START Records to process

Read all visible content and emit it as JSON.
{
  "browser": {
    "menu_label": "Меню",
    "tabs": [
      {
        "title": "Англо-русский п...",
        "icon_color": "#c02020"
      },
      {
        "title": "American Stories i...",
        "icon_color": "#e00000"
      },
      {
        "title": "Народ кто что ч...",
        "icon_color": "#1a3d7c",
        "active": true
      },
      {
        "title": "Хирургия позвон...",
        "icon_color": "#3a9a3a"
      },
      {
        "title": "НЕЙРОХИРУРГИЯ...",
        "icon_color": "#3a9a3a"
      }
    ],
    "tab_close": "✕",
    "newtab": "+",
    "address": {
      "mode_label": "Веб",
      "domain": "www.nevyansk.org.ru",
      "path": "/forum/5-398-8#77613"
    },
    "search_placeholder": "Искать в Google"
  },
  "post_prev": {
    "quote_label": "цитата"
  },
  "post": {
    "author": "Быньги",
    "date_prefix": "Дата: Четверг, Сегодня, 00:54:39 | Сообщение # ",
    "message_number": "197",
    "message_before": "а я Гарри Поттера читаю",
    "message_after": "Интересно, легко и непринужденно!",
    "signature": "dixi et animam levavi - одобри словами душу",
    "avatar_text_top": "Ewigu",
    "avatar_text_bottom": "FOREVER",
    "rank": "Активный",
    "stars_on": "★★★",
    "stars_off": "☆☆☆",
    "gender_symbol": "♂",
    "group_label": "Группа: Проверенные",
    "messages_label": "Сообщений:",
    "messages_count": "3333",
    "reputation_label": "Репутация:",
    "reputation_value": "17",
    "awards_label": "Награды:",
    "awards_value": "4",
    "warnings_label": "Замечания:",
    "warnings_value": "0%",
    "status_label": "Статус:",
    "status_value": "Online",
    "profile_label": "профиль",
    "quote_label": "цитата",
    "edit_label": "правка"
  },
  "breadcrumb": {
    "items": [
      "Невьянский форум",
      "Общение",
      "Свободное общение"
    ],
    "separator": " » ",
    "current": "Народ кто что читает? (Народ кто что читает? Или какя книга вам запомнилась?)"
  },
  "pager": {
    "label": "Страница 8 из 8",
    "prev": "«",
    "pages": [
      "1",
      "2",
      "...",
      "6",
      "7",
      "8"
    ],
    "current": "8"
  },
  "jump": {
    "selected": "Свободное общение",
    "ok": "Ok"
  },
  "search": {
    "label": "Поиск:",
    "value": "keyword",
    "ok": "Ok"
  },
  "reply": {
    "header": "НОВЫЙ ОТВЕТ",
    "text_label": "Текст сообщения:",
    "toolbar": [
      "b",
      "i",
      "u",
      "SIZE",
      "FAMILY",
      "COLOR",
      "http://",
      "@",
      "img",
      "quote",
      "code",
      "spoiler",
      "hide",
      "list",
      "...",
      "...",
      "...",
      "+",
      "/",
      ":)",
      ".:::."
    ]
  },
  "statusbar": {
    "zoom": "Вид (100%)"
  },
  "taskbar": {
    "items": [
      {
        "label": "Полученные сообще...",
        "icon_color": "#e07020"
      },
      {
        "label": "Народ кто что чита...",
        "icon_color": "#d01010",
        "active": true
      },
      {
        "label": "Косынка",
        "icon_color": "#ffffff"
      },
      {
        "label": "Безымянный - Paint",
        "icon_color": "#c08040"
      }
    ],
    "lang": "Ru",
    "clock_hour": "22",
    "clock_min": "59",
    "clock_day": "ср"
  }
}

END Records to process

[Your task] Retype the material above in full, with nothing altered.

[Task answer]
Read all visible content and emit it as JSON.
{
  "browser": {
    "menu_label": "Меню",
    "tabs": [
      {
        "title": "Англо-русский п...",
        "icon_color": "#c02020"
      },
      {
        "title": "American Stories i...",
        "icon_color": "#e00000"
      },
      {
        "title": "Народ кто что ч...",
        "icon_color": "#1a3d7c",
        "active": true
      },
      {
        "title": "Хирургия позвон...",
        "icon_color": "#3a9a3a"
      },
      {
        "title": "НЕЙРОХИРУРГИЯ...",
        "icon_color": "#3a9a3a"
      }
    ],
    "tab_close": "✕",
    "newtab": "+",
    "address": {
      "mode_label": "Веб",
      "domain": "www.nevyansk.org.ru",
      "path": "/forum/5-398-8#77613"
    },
    "search_placeholder": "Искать в Google"
  },
  "post_prev": {
    "quote_label": "цитата"
  },
  "post": {
    "author": "Быньги",
    "date_prefix": "Дата: Четверг, Сегодня, 00:54:39 | Сообщение # ",
    "message_number": "197",
    "message_before": "а я Гарри Поттера читаю",
    "message_after": "Интересно, легко и непринужденно!",
    "signature": "dixi et animam levavi - одобри словами душу",
    "avatar_text_top": "Ewigu",
    "avatar_text_bottom": "FOREVER",
    "rank": "Активный",
    "stars_on": "★★★",
    "stars_off": "☆☆☆",
    "gender_symbol": "♂",
    "group_label": "Группа: Проверенные",
    "messages_label": "Сообщений:",
    "messages_count": "3333",
    "reputation_label": "Репутация:",
    "reputation_value": "17",
    "awards_label": "Награды:",
    "awards_value": "4",
    "warnings_label": "Замечания:",
    "warnings_value": "0%",
    "status_label": "Статус:",
    "status_value": "Online",
    "profile_label": "профиль",
    "quote_label": "цитата",
    "edit_label": "правка"
  },
  "breadcrumb": {
    "items": [
      "Невьянский форум",
      "Общение",
      "Свободное общение"
    ],
    "separator": " » ",
    "current": "Народ кто что читает? (Народ кто что читает? Или какя книга вам запомнилась?)"
  },
  "pager": {
    "label": "Страница 8 из 8",
    "prev": "«",
    "pages": [
      "1",
      "2",
      "...",
      "6",
      "7",
      "8"
    ],
    "current": "8"
  },
  "jump": {
    "selected": "Свободное общение",
    "ok": "Ok"
  },
  "search": {
    "label": "Поиск:",
    "value": "keyword",
    "ok": "Ok"
  },
  "reply": {
    "header": "НОВЫЙ ОТВЕТ",
    "text_label": "Текст сообщения:",
    "toolbar": [
      "b",
      "i",
      "u",
      "SIZE",
      "FAMILY",
      "COLOR",
      "http://",
      "@",
      "img",
      "quote",
      "code",
      "spoiler",
      "hide",
      "list",
      "...",
      "...",
      "...",
      "+",
      "/",
      ":)",
      ".:::."
    ]
  },
  "statusbar": {
    "zoom": "Вид (100%)"
  },
  "taskbar": {
    "items": [
      {
        "label": "Полученные сообще...",
        "icon_color": "#e07020"
      },
      {
        "label": "Народ кто что чита...",
        "icon_color": "#d01010",
        "active": true
      },
      {
        "label": "Косынка",
        "icon_color": "#ffffff"
      },
      {
        "label": "Безымянный - Paint",
        "icon_color": "#c08040"
      }
    ],
    "lang": "Ru",
    "clock_hour": "22",
    "clock_min": "59",
    "clock_day": "ср"
  }
}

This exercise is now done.